***** Records
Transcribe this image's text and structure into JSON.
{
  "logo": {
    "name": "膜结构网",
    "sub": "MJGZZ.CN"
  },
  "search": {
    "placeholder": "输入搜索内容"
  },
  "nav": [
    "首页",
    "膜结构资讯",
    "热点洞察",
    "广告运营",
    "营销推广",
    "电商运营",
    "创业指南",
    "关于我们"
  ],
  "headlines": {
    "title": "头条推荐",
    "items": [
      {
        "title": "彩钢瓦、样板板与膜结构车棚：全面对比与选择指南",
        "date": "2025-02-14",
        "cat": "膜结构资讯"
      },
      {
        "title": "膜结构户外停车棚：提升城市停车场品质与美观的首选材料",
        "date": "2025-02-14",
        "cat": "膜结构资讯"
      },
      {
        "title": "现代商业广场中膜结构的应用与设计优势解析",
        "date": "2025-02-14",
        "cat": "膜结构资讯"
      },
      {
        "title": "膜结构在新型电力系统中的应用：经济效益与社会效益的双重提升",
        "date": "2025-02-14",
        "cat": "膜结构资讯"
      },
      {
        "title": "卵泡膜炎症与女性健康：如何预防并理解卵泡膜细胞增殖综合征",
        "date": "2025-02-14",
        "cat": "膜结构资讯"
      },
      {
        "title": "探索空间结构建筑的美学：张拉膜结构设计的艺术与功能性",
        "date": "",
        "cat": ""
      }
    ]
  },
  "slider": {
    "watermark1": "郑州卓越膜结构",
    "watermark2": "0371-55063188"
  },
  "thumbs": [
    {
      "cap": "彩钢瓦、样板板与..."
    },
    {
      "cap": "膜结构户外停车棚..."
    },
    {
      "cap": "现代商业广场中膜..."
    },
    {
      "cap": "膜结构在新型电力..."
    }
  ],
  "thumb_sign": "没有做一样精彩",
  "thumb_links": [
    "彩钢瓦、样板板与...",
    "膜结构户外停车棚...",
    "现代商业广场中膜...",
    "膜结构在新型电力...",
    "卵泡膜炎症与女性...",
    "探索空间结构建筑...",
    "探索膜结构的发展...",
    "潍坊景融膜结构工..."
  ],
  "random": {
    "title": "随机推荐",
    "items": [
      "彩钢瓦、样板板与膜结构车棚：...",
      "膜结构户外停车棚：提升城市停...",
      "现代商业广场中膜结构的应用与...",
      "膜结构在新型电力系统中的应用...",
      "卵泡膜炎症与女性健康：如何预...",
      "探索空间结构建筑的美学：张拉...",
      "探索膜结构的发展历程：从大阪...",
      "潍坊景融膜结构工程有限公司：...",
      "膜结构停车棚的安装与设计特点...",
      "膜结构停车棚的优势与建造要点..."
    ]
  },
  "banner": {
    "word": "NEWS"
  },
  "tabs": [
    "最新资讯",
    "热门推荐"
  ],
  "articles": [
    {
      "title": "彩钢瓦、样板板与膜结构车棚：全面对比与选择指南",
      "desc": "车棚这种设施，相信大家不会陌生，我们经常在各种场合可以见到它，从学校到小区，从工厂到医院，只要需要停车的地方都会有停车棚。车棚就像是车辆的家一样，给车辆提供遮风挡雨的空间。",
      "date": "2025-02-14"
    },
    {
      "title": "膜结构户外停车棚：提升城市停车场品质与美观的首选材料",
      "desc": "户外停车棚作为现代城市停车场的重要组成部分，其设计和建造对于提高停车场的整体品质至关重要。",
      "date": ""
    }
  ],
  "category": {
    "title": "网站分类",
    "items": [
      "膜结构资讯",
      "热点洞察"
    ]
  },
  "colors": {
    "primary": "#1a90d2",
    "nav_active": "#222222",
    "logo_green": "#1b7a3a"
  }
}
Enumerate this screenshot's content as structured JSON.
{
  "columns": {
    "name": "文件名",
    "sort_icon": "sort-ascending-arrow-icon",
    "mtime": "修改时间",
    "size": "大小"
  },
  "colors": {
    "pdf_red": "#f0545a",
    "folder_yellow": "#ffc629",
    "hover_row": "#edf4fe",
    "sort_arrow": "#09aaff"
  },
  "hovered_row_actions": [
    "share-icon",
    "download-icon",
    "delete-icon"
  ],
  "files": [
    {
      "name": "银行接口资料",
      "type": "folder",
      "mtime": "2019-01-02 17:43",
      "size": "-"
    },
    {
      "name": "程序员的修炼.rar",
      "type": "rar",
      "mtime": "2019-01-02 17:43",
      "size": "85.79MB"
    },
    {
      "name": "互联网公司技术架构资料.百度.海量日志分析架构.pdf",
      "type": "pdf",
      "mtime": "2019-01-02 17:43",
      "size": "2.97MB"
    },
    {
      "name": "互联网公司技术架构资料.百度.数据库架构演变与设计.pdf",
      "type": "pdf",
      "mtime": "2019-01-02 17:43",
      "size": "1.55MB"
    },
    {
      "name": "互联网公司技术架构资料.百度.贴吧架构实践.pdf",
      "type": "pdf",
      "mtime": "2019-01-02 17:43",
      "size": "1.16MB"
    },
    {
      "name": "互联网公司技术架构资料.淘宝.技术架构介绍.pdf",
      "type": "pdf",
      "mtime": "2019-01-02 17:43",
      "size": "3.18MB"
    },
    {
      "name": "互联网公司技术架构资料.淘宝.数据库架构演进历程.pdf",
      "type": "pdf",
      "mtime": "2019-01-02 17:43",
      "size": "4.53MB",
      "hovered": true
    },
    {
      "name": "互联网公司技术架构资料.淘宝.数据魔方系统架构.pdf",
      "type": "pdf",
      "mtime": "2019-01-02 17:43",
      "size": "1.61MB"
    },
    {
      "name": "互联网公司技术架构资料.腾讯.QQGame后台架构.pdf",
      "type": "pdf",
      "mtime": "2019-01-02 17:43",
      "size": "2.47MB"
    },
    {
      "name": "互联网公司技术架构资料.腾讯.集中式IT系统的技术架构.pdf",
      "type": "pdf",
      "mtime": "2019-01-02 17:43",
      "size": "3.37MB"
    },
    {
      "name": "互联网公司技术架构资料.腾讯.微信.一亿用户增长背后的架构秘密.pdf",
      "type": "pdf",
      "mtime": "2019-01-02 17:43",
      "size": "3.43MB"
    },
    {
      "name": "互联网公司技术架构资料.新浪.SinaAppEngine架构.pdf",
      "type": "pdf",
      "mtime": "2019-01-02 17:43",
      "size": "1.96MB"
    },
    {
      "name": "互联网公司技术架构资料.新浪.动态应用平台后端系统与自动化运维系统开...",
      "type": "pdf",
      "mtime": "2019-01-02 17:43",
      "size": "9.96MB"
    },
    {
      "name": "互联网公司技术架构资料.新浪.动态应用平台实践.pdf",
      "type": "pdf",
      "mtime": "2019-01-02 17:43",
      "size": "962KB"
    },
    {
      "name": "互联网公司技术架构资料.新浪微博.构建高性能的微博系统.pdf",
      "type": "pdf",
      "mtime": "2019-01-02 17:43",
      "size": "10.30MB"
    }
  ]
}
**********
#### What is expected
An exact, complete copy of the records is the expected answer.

#### Result of the task
Transcribe this image's text and structure into JSON.
{
  "logo": {
    "name": "膜结构网",
    "sub": "MJGZZ.CN"
  },
  "search": {
    "placeholder": "输入搜索内容"
  },
  "nav": [
    "首页",
    "膜结构资讯",
    "热点洞察",
    "广告运营",
    "营销推广",
    "电商运营",
    "创业指南",
    "关于我们"
  ],
  "headlines": {
    "title": "头条推荐",
    "items": [
      {
        "title": "彩钢瓦、样板板与膜结构车棚：全面对比与选择指南",
        "date": "2025-02-14",
        "cat": "膜结构资讯"
      },
      {
        "title": "膜结构户外停车棚：提升城市停车场品质与美观的首选材料",
        "date": "2025-02-14",
        "cat": "膜结构资讯"
      },
      {
        "title": "现代商业广场中膜结构的应用与设计优势解析",
        "date": "2025-02-14",
        "cat": "膜结构资讯"
      },
      {
        "title": "膜结构在新型电力系统中的应用：经济效益与社会效益的双重提升",
        "date": "2025-02-14",
        "cat": "膜结构资讯"
      },
      {
        "title": "卵泡膜炎症与女性健康：如何预防并理解卵泡膜细胞增殖综合征",
        "date": "2025-02-14",
        "cat": "膜结构资讯"
      },
      {
        "title": "探索空间结构建筑的美学：张拉膜结构设计的艺术与功能性",
        "date": "",
        "cat": ""
      }
    ]
  },
  "slider": {
    "watermark1": "郑州卓越膜结构",
    "watermark2": "0371-55063188"
  },
  "thumbs": [
    {
      "cap": "彩钢瓦、样板板与..."
    },
    {
      "cap": "膜结构户外停车棚..."
    },
    {
      "cap": "现代商业广场中膜..."
    },
    {
      "cap": "膜结构在新型电力..."
    }
  ],
  "thumb_sign": "没有做一样精彩",
  "thumb_links": [
    "彩钢瓦、样板板与...",
    "膜结构户外停车棚...",
    "现代商业广场中膜...",
    "膜结构在新型电力...",
    "卵泡膜炎症与女性...",
    "探索空间结构建筑...",
    "探索膜结构的发展...",
    "潍坊景融膜结构工..."
  ],
  "random": {
    "title": "随机推荐",
    "items": [
      "彩钢瓦、样板板与膜结构车棚：...",
      "膜结构户外停车棚：提升城市停...",
      "现代商业广场中膜结构的应用与...",
      "膜结构在新型电力系统中的应用...",
      "卵泡膜炎症与女性健康：如何预...",
      "探索空间结构建筑的美学：张拉...",
      "探索膜结构的发展历程：从大阪...",
      "潍坊景融膜结构工程有限公司：...",
      "膜结构停车棚的安装与设计特点...",
      "膜结构停车棚的优势与建造要点..."
    ]
  },
  "banner": {
    "word": "NEWS"
  },
  "tabs": [
    "最新资讯",
    "热门推荐"
  ],
  "articles": [
    {
      "title": "彩钢瓦、样板板与膜结构车棚：全面对比与选择指南",
      "desc": "车棚这种设施，相信大家不会陌生，我们经常在各种场合可以见到它，从学校到小区，从工厂到医院，只要需要停车的地方都会有停车棚。车棚就像是车辆的家一样，给车辆提供遮风挡雨的空间。",
      "date": "2025-02-14"
    },
    {
      "title": "膜结构户外停车棚：提升城市停车场品质与美观的首选材料",
      "desc": "户外停车棚作为现代城市停车场的重要组成部分，其设计和建造对于提高停车场的整体品质至关重要。",
      "date": ""
    }
  ],
  "category": {
    "title": "网站分类",
    "items": [
      "膜结构资讯",
      "热点洞察"
    ]
  },
  "colors": {
    "primary": "#1a90d2",
    "nav_active": "#222222",
    "logo_green": "#1b7a3a"
  }
}
Enumerate this screenshot's content as structured JSON.
{
  "columns": {
    "name": "文件名",
    "sort_icon": "sort-ascending-arrow-icon",
    "mtime": "修改时间",
    "size": "大小"
  },
  "colors": {
    "pdf_red": "#f0545a",
    "folder_yellow": "#ffc629",
    "hover_row": "#edf4fe",
    "sort_arrow": "#09aaff"
  },
  "hovered_row_actions": [
    "share-icon",
    "download-icon",
    "delete-icon"
  ],
  "files": [
    {
      "name": "银行接口资料",
      "type": "folder",
      "mtime": "2019-01-02 17:43",
      "size": "-"
    },
    {
      "name": "程序员的修炼.rar",
      "type": "rar",
      "mtime": "2019-01-02 17:43",
      "size": "85.79MB"
    },
    {
      "name": "互联网公司技术架构资料.百度.海量日志分析架构.pdf",
      "type": "pdf",
      "mtime": "2019-01-02 17:43",
      "size": "2.97MB"
    },
    {
      "name": "互联网公司技术架构资料.百度.数据库架构演变与设计.pdf",
      "type": "pdf",
      "mtime": "2019-01-02 17:43",
      "size": "1.55MB"
    },
    {
      "name": "互联网公司技术架构资料.百度.贴吧架构实践.pdf",
      "type": "pdf",
      "mtime": "2019-01-02 17:43",
      "size": "1.16MB"
    },
    {
      "name": "互联网公司技术架构资料.淘宝.技术架构介绍.pdf",
      "type": "pdf",
      "mtime": "2019-01-02 17:43",
      "size": "3.18MB"
    },
    {
      "name": "互联网公司技术架构资料.淘宝.数据库架构演进历程.pdf",
      "type": "pdf",
      "mtime": "2019-01-02 17:43",
      "size": "4.53MB",
      "hovered": true
    },
    {
      "name": "互联网公司技术架构资料.淘宝.数据魔方系统架构.pdf",
      "type": "pdf",
      "mtime": "2019-01-02 17:43",
      "size": "1.61MB"
    },
    {
      "name": "互联网公司技术架构资料.腾讯.QQGame后台架构.pdf",
      "type": "pdf",
      "mtime": "2019-01-02 17:43",
      "size": "2.47MB"
    },
    {
      "name": "互联网公司技术架构资料.腾讯.集中式IT系统的技术架构.pdf",
      "type": "pdf",
      "mtime": "2019-01-02 17:43",
      "size": "3.37MB"
    },
    {
      "name": "互联网公司技术架构资料.腾讯.微信.一亿用户增长背后的架构秘密.pdf",
      "type": "pdf",
      "mtime": "2019-01-02 17:43",
      "size": "3.43MB"
    },
    {
      "name": "互联网公司技术架构资料.新浪.SinaAppEngine架构.pdf",
      "type": "pdf",
      "mtime": "2019-01-02 17:43",
      "size": "1.96MB"
    },
    {
      "name": "互联网公司技术架构资料.新浪.动态应用平台后端系统与自动化运维系统开...",
      "type": "pdf",
      "mtime": "2019-01-02 17:43",
      "size": "9.96MB"
    },
    {
      "name": "互联网公司技术架构资料.新浪.动态应用平台实践.pdf",
      "type": "pdf",
      "mtime": "2019-01-02 17:43",
      "size": "962KB"
    },
    {
      "name": "互联网公司技术架构资料.新浪微博.构建高性能的微博系统.pdf",
      "type": "pdf",
      "mtime": "2019-01-02 17:43",
      "size": "10.30MB"
    }
  ]
}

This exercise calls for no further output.